  1. I wholeheartedly agree that the commitment we make as religious needs to be chosen and acted on DAILY. We do God and ourselves no good if we merely reflect on how holy things used to be or how holy we will be in the future. Jesus said "the Kingdom of God is at hand", which I believe as Carmelites means that we have to able to live in God's presence in the present moment.

  2. I agree that some of the questions asked of nuns are hostile and intended to destabilize the woman who has decided to dedicate her life wholly to God and the Church. Sincere questions might be something like: "What attracted you to the Carmelites?" "How do you spend your day?" "Is there anything you need?" Can I do anything for you?"

    Thank you for addressing this issue, because nuns are human and not freaks who hate children--praying for children is an ultimate expression of love for their welfare and spirituality. The only wasted life is a life without charity.

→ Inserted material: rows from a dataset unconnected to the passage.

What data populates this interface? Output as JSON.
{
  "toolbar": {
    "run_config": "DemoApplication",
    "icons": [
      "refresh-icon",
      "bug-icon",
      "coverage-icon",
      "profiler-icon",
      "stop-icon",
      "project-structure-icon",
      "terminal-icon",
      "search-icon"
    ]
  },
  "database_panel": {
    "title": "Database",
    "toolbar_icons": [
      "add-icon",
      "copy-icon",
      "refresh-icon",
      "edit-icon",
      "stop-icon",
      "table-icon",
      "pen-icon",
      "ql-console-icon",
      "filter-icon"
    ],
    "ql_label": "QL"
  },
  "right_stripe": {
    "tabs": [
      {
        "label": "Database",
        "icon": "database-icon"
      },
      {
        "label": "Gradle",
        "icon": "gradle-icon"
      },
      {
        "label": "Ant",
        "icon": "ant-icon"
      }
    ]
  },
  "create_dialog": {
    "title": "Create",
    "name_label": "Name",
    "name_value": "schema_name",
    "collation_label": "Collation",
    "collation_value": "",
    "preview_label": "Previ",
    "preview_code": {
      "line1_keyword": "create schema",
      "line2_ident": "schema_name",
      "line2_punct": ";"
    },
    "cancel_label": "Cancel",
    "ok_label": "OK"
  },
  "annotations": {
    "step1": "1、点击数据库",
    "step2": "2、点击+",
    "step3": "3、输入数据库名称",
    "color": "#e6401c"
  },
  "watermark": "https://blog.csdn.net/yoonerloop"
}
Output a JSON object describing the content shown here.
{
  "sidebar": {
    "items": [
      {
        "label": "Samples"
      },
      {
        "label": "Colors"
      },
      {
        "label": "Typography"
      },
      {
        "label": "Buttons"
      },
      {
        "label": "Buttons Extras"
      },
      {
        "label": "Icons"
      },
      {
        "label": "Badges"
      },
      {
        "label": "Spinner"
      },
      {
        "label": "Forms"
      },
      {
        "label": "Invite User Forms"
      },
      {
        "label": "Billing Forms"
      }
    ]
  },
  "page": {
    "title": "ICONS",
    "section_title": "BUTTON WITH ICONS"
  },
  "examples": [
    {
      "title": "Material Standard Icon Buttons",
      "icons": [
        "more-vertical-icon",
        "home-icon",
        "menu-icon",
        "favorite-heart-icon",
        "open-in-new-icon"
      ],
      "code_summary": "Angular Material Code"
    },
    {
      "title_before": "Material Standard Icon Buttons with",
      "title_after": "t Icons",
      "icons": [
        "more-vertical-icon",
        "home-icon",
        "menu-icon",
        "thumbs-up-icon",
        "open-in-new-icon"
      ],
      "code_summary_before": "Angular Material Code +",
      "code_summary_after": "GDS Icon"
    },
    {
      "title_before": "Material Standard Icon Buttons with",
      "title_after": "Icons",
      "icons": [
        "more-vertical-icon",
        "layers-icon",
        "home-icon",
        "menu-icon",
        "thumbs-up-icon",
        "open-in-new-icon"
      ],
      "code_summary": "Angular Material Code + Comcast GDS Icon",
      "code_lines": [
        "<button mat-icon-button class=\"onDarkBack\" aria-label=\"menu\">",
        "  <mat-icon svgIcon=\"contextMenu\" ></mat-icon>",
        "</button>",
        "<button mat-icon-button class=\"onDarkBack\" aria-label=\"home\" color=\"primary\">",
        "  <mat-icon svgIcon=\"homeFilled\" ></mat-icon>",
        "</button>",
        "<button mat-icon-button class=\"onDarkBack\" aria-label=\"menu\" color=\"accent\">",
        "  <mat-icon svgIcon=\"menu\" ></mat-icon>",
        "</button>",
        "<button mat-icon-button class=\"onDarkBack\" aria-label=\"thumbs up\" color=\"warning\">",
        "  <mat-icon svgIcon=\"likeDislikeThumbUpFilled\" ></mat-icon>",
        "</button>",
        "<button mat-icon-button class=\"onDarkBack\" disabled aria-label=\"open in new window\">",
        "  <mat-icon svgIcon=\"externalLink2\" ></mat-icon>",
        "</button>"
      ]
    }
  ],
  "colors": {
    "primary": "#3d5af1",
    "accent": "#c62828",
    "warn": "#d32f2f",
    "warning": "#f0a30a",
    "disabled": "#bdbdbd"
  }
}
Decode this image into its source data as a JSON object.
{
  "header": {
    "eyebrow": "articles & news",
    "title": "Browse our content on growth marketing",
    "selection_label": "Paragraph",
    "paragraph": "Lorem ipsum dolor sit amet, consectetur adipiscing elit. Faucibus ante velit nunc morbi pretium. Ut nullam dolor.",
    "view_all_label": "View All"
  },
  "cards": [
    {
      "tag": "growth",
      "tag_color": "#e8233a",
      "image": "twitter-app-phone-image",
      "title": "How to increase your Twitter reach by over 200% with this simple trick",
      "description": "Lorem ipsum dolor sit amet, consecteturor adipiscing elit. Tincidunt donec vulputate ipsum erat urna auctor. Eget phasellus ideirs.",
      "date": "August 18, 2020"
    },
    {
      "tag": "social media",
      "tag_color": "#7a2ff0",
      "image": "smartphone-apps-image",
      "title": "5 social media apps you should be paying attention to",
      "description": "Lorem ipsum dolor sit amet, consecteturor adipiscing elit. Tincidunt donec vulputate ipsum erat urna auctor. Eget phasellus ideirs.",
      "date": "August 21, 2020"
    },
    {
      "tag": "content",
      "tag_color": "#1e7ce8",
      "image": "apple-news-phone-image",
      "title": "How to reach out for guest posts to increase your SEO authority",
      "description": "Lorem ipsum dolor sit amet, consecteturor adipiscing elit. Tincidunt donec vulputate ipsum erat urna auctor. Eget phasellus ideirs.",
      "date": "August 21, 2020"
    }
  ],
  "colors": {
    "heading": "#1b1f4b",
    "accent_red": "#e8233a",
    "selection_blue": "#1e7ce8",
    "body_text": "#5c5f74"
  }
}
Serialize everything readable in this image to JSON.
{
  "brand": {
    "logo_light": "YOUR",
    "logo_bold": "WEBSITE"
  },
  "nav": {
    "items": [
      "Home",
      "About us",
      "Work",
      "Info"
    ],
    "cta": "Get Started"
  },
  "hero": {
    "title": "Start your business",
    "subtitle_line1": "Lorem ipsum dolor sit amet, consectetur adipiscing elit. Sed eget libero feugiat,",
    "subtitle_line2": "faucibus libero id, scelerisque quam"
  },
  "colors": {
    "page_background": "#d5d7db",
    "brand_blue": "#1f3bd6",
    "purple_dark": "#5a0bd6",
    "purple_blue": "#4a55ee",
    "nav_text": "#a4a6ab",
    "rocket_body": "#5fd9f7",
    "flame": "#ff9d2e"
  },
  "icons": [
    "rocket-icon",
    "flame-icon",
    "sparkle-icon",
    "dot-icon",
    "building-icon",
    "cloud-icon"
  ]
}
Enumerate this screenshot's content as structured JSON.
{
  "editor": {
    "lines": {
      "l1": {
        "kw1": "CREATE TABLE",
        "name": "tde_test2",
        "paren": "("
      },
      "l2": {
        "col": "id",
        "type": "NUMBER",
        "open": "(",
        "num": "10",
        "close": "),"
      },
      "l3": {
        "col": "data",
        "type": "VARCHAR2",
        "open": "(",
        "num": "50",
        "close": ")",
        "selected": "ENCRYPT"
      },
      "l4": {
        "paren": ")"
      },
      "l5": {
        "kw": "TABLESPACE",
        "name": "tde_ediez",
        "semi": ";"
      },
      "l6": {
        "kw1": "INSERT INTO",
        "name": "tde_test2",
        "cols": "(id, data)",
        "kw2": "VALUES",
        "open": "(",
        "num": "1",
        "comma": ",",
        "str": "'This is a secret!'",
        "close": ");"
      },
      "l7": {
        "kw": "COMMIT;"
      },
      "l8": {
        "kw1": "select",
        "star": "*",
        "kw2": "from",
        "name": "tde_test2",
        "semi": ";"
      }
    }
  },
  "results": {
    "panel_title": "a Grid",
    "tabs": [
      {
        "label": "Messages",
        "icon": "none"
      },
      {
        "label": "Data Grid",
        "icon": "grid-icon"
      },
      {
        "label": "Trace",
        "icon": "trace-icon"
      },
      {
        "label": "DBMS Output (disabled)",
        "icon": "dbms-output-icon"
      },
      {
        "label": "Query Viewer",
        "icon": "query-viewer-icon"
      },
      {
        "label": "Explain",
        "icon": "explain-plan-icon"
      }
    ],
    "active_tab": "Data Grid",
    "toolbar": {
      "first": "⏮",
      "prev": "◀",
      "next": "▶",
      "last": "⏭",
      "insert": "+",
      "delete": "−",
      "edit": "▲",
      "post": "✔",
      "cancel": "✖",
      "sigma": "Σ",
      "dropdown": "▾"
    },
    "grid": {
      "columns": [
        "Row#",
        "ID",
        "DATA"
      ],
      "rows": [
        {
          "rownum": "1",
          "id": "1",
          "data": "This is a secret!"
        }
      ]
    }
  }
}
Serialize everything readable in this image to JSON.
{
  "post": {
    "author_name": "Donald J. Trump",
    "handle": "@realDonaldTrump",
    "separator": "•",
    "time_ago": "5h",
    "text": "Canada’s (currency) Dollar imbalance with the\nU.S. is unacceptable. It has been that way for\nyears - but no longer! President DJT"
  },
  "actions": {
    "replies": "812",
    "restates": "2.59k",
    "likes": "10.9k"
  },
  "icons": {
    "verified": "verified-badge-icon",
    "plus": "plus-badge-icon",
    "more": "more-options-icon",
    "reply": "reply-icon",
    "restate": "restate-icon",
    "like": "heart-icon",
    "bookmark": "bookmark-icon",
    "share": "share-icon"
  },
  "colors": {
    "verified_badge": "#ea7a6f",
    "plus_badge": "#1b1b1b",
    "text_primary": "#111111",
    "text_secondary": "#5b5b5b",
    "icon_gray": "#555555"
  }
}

  3. i have a random question...if someone who wears that little brown scapular becomes a Carmelite religious and eventually wears the full brown scapular clothing of their habit, do they still wear the little over the shoulder brown scapular, or is it no longer necessary - since it was symbolic of a bit of the Carmelite habit or Our Lady's mantle? thanks for explaining i hope you can either tell me from your experience or the sisters around you or find an article :)

  4. It is true that the small scapular worn by lay people is a miniature form of the Carmelite habit. The full Carmelite habit is not worn 24 hours though since one does not go to sleep in one's habit. Even cloistered Carmelites do not go with the full habit on. They remove the scapular and the tunic (brown dress), and the black or white veil. They do however keep a large (almost like a wash cloth) size scapular over the shoulders so that one is never without it even during sleeping. Our Sisters keep a small version of the scapular, the same one lay people wear.